What should the administration do, if anything, to make up the lost revenues which now seem likely?
Many economists argue that policymakers should not try to make up for revenue that is lost just because the economy is sluggish. Opinions probably differ over whether revenues lost because windfall profits are down should be recovered elsewhere. However, there is no reason to treat overruns on a tax program any differently from similar cost overruns on spending. So far the administration has not made its position clear on either kind of revenue undershoot.
Treasury Secretary Donald T. Regan told The Washington Post in an interview that if there were significant revenue losses because of a weaker economy next year, then the administration may have to look for ways of offsetting the effect on the deficit.
However, Office of Management and Budget Director David A. Stockman has recently told reporters and senators that "cyclical" shortfalls in revenue, and the resultant rises in the federal deficit, not be counteracted by further spending cuts or revenue increases. He has the backing of many economists.

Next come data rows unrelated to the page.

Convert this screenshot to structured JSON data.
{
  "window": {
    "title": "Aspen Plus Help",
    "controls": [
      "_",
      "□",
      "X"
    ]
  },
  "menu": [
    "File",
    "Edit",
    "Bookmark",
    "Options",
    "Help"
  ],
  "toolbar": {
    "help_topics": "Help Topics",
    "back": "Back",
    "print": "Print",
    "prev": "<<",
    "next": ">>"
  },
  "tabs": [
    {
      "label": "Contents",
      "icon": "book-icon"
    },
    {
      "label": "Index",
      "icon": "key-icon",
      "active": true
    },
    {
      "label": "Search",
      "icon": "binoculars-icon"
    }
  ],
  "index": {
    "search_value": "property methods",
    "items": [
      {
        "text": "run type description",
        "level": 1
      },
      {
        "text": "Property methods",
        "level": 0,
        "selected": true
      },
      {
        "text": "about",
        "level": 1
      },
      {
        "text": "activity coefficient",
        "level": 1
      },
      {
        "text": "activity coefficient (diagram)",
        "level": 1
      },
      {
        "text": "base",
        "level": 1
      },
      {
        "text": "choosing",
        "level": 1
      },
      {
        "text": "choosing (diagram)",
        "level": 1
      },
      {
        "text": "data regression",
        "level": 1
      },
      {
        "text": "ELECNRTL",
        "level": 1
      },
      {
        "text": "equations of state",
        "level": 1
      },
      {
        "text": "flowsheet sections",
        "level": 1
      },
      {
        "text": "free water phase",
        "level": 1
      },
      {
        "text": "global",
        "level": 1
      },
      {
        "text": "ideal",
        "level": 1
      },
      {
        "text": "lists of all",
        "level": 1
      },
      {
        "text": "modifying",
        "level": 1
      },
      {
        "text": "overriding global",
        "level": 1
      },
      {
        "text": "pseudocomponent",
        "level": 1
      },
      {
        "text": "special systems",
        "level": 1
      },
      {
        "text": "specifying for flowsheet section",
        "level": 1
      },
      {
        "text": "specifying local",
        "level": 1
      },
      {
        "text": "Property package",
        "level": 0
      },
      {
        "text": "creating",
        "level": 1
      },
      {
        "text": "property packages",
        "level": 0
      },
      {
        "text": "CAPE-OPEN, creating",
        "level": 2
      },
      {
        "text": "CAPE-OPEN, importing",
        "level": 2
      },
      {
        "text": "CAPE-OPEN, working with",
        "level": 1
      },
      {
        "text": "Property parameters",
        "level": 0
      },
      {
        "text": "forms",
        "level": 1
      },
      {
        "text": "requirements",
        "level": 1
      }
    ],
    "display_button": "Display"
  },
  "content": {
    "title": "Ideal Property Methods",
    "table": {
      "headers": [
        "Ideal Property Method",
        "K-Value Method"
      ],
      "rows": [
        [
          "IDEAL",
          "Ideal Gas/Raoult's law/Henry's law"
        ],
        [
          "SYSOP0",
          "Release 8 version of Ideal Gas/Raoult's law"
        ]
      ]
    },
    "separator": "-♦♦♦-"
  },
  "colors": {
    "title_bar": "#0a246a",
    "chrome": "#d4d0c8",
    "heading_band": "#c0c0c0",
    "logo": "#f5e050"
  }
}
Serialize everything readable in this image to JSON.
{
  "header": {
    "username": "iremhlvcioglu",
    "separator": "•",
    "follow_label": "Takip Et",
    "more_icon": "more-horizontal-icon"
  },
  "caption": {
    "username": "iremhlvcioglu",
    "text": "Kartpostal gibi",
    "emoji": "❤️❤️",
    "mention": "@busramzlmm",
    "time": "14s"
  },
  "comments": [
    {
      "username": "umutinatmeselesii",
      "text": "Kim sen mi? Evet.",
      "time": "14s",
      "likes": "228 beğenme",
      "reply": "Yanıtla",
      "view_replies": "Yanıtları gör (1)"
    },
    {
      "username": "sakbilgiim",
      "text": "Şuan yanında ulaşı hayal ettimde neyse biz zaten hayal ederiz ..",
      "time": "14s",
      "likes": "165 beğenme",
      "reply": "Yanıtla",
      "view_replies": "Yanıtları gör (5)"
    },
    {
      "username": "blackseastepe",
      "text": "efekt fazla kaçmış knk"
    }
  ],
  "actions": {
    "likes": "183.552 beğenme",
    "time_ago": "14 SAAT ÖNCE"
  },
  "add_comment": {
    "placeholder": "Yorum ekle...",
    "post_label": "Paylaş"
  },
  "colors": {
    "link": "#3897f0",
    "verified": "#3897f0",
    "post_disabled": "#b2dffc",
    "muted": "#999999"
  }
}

If the government tries to raise taxes to offset a shortfall in revenues caused by a recession it will only slow the economy further, the argument goes, and thus set off another round of lower income, profits and taxes. Moreover, if the economy is depressed, private sector demands for credit will be less. The bulge in the federal deficit as a result of the lower tax revenues will therefore be more easily financed without strain on financial markets.
However, the deficits now looming--on any realistic forecast of spending and revenues--are so large that they may well be considered structural and in need of action rather than cyclical and likely to pass when the economy picks up.
Senior officials who admit privately that the budget deficits between now and 1984 could be much higher than the White House forecasts publicly also hint that tax increases to help shrink the budget gap will be both necessary and acceptable to the administration. When the White House speaks of the need for more "savings," this could mean on either revenues or spending, or both, they say.
The president and Secretary Regan have both ruled out any turnabout on the central part of the summer tax bill: multiyear tax rate cuts for individuals and more generous depreciation allowances for business. If they remain steadfast, then extra revenues will have to be garnered from closing "loopholes" and raising other taxes, such as excise duties. Few believe that this will be easy.
Reversing some of the goodies put into the bill at the last minute could also help save a few billion dollars, and if targeted tax cuts overrun their original cost estimates there is a good case for trimming them back just as the administration proposes to do with budget programs.
The specter of huge budget deficits--perhaps as high as $60 billion to $80 billion--for each of the next three years will scare Congress into voting for still more spending cuts along with whatever revenue raisers may be necessary, some administration officials hope. If not, then Reagan could end up wishing he had never won his spectacular legislative victory on the tax bill last summer.
Treasury officials have said that the new all-savers certificates will cost $500 million in fiscal 1982, $2.8 billion in 1983 and $1.4 billion in 1984 for a total revenue loss of $5.3 billion. But outsiders, such as Oscar Pollock of Ingalls & Snyder, believe that with all the publicity surrounding the new certificates more people may buy the bonds, pushing the revenue losses significantly higher.
Pollock also argues that more people will invest in individual retirement accounts than Treasury estimates. This would push up revenue losses from the official numbers of $200 million in 1982 rising to $3 billion a year by 1986.